dating - 2.jpg
 

phytoplankton ecophysiology, harmful algal blooms, dinoflagellate resting cysts, phenology, and Bio-optical sensors

 

Alexis is a Delta Science Postdoctoral Fellow at the University of California, Santa Cruz who is interested in the physical, chemical, and biological factors that promote development of blooms, especially harmful algal blooms (HABs). To explore phytoplankton dynamics on daily timescales in the Monterey Bay and San Francisco Bay, she uses an Imaging FlowCytobot (IFCB), an in-situ automated submersible flow cytometer that generates high-resolution images of particles in-flow taken from the aquatic environment. A machine learning classifier is used to categorize particle images as different phytoplankton taxa (much like facial recognition). Alexis completed her PhD in Biological Oceanography in the Massachusetts Institute of Technology - Woods Hole Oceanographic Institution Joint Program.

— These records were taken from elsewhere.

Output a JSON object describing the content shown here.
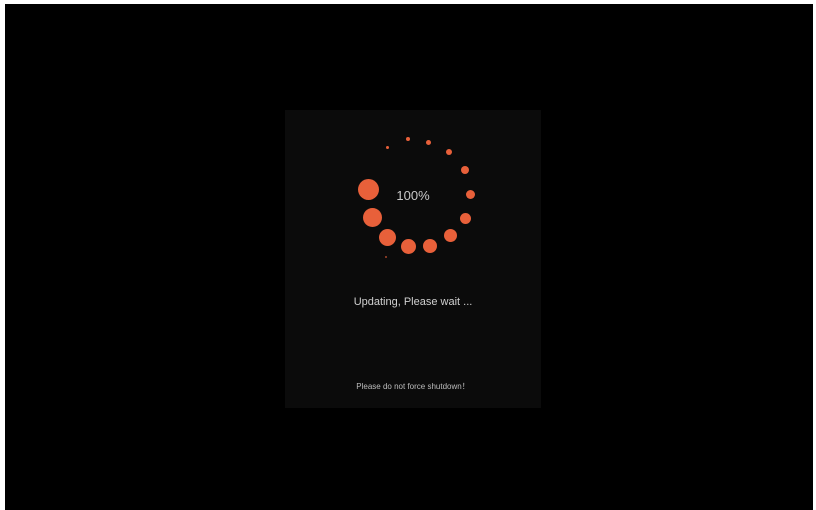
{
  "progress": {
    "percent_text": "100%",
    "value": 100
  },
  "status_text": "Updating, Please wait ...",
  "warning_text": "Please do not force shutdown！",
  "spinner": {
    "icon": "loading-spinner-icon",
    "dot_color": "#e8603a"
  },
  "colors": {
    "screen_background": "#000000",
    "dialog_background": "#0b0b0b",
    "accent": "#e8603a"
  }
}
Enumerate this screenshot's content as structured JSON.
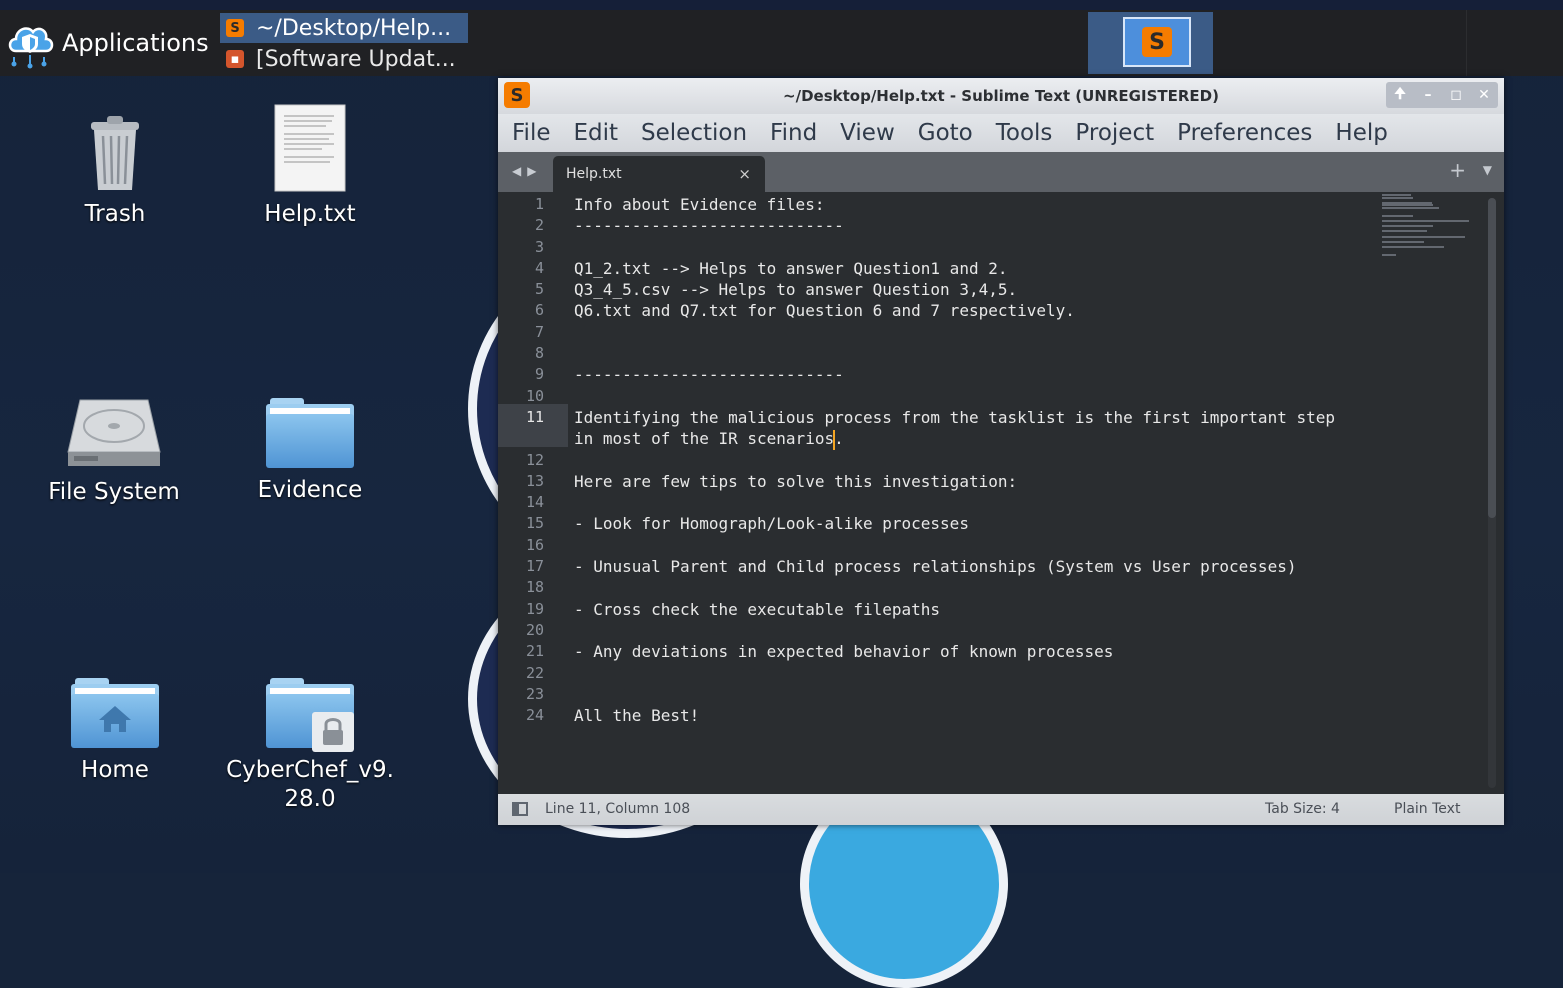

Her dissertation focused on cyst dormancy cycling and bloom initiation of Alexandrium catenella, a HAB dinoflagellate that causes paralytic shellfish poisoning.


 

Media

 
ifcb_glamourshot.jpg

Under Santa Cruz Wharf, a robot watches for algal blooms

(2018) by Erika A. Carlson, Santa Cruz Sentinel

 

(2018) by Katrina Hunter, UC Santa Cruz ScienceNotes. Biologists want to predict outbreaks of harmful algae in the ocean before they happen to help make the seafood supply safer.

 

"Ready, Set, Bloom! Red Tides at Cape Cod National Seashore" (2016) is one of the 12-part webisode series Outside Science (inside parks) which focuses on science in the National Parks. In collaboration with Colorado State University, the National Park Service releases a new episode each month in 2016 that highlights the many ways young people are getting involved. 

Filmed and edited by Weston Dockter.


Publications

Fischer, A.D., McGaraghan, A., Hayashi, K., Kudela, R.M. Unusual dinoflagellate dominance detected in northern Monterey Bay with automated imaging flow cytometery. In prep.

Fischer, A.D., Kulis, D.M., Brosnahan, M.L., and Anderson, D.M. Seasonal temperature dependence of the in situ emergence flux of Alexandrium catenella: A comparison with laboratory germination measurements. In prep.

Fischer, A.D., Brosnahan, M.L., and Anderson, D.M., 2018: Quantitative response of Alexandrium catenella cyst dormancy to cold exposure. Protist, 169: 645-661.

Brosnahan, M.L., Ralston, D.K., Fischer, A.D., Solow, A.R., and Anderson, D.M., 2017: Bloom termination of the toxic dinoflagellate Alexandrium catenella: vertical migration behavior, sediment infiltration, and benthic cyst yield. Limnology & Oceanography, 62: 2829-2849.

Fischer, A.D. 2017. Alexandrium catenella cyst dynamics in a coastal embayment: temperature dependence of dormancy, germination, and bloom initiation. (Doctoral dissertation).

Fischer, A.D., Moberg, E.A., Alexander, H.A., Brownlee, E.F., Hunter-Cevera, K.R., Pitz, K.J., Rosengard, S.Z., and Sosik, H.M., 2014: Sixty Years of Sverdrup: A Retrospective of Progress in the Study of Phytoplankton Blooms. Oceanography, 27: 222-235.


 

Contact

fischer.jpg
 
 
 

Postdoctoral Investigator, University of California, Santa Cruz: adfische@ucsc.edu

Guest Investigator, Woods Hole Oceanographic Institution: afischer@whoi.edu